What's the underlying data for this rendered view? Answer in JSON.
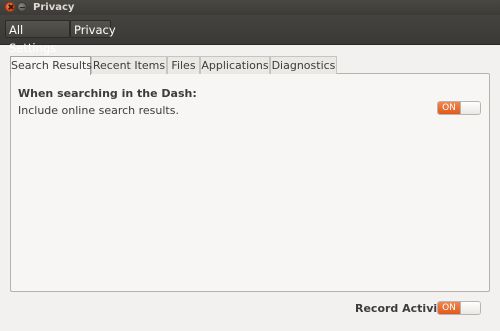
{
  "window": {
    "title": "Privacy"
  },
  "breadcrumb": {
    "all_settings": "All Settings",
    "current": "Privacy"
  },
  "tabs": [
    {
      "label": "Search Results",
      "active": true
    },
    {
      "label": "Recent Items",
      "active": false
    },
    {
      "label": "Files",
      "active": false
    },
    {
      "label": "Applications",
      "active": false
    },
    {
      "label": "Diagnostics",
      "active": false
    }
  ],
  "search_results": {
    "heading": "When searching in the Dash:",
    "online_label": "Include online search results.",
    "online_switch": {
      "state_label": "ON",
      "on": true
    }
  },
  "footer": {
    "record_label": "Record Activity",
    "record_switch": {
      "state_label": "ON",
      "on": true
    }
  },
  "colors": {
    "accent": "#e05a1c",
    "titlebar": "#3d3b37",
    "window_bg": "#f2f1f0"
  }
}
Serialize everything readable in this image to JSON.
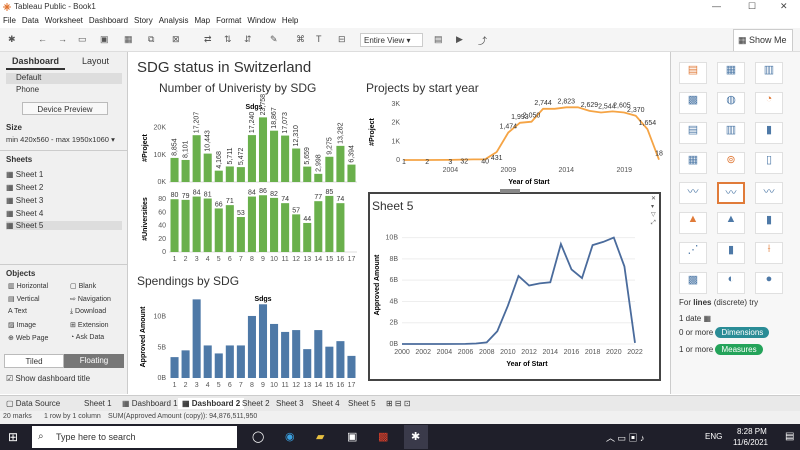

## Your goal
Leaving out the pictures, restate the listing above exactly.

## Problem solution
What's the underlying data for this rendered view? Answer in JSON.
{
  "window": {
    "title": "Privacy"
  },
  "breadcrumb": {
    "all_settings": "All Settings",
    "current": "Privacy"
  },
  "tabs": [
    {
      "label": "Search Results",
      "active": true
    },
    {
      "label": "Recent Items",
      "active": false
    },
    {
      "label": "Files",
      "active": false
    },
    {
      "label": "Applications",
      "active": false
    },
    {
      "label": "Diagnostics",
      "active": false
    }
  ],
  "search_results": {
    "heading": "When searching in the Dash:",
    "online_label": "Include online search results.",
    "online_switch": {
      "state_label": "ON",
      "on": true
    }
  },
  "footer": {
    "record_label": "Record Activity",
    "record_switch": {
      "state_label": "ON",
      "on": true
    }
  },
  "colors": {
    "accent": "#e05a1c",
    "titlebar": "#3d3b37",
    "window_bg": "#f2f1f0"
  }
}
Serialize everything readable in this image to JSON.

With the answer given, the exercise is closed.